By Sheena McKenzie for CNN
Six years before Capt. Kirk and Lt. Uhura locked lips on “Star Trek” in what is often credited as TV’s first interracial kiss, another couple were pushing boundaries
Newly uncovered footage from the British Film Institute (BFI) shows a black man and a white woman kissing in a televised play of “You in Your Small Corner,” in 1962.
In 1960s Britain such displays of affection were unheard of on the small screen, and the institute believes this is not just the earliest interracial kiss on British TV — but possibly the world.
The play aired years before the famous 1968 “Star Trek” scene starring William Shatner and Nichelle Nichols — believed to be the first interracial kiss on U.S. TV.
The footage was found in the BFI’s National Archive during research for an upcoming event on race and romance in television.
It also came two years before actors John White and Joan Hooley embraced on “Emergency Ward 10” in what was previously thought to be the UK’s first interracial kiss, in 1964.
“This ground-breaking TV play is such an important re-discovery. A document of British social history, it demonstrates the role of progressive television drama as a reflection of our society,” said BFI Creative Director, Heather Stewart.
“Fifty years on, diverse on-screen representation is still an urgent issue and we must continue as an industry to effect much-needed change.”
Written by Jamaican-born playwright Barry Reckord, “You in Your Small Corner” was originally staged at the Royal Court and was televised live on ITV, airing just the once.
It features the playwright’s brother Lloyd Reckord as an immigrant arriving from Jamaica to Brixton in south London, where he stays with his mother before going to study at Cambridge University.
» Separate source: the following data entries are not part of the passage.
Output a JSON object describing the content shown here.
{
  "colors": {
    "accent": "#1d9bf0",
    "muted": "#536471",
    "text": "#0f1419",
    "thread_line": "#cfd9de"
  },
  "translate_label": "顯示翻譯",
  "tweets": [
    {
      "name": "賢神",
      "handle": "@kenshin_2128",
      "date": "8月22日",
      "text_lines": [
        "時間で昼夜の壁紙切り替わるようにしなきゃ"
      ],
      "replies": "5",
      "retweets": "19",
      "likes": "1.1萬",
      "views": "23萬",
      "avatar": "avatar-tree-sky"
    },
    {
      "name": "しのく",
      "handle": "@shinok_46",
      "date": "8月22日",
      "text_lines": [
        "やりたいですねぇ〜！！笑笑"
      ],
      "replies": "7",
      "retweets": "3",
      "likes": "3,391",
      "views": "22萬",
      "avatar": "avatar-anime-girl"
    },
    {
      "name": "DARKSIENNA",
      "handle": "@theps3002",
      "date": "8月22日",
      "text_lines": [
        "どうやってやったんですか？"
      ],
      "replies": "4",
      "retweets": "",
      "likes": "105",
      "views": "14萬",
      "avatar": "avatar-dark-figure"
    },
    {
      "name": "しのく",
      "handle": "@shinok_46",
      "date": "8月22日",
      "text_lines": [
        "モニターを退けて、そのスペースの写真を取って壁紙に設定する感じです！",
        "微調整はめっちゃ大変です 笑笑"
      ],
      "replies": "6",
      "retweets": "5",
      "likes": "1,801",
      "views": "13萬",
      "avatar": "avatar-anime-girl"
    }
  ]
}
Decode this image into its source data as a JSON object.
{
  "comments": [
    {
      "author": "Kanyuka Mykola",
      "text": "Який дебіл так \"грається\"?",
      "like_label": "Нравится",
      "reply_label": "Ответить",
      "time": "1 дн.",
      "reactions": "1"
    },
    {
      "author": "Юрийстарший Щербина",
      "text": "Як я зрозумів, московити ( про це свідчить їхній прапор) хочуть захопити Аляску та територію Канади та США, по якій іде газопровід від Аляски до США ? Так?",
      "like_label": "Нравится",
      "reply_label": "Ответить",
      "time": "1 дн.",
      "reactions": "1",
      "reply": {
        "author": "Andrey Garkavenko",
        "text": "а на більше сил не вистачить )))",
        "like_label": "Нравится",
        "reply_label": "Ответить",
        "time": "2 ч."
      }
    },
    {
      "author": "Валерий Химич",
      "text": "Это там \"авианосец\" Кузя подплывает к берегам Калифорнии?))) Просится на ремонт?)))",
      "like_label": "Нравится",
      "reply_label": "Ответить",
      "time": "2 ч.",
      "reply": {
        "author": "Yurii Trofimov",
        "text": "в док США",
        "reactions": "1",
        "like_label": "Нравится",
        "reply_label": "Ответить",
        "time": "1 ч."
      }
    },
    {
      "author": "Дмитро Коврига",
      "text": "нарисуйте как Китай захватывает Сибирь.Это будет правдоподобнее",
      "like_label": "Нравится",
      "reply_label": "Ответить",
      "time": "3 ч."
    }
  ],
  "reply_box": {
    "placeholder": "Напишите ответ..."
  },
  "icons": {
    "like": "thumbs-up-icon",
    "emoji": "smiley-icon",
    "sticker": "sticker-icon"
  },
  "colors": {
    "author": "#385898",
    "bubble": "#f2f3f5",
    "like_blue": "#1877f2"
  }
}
During that time, he strikes up an intimate relationship with a young white woman, played by Elizabeth MacLennan.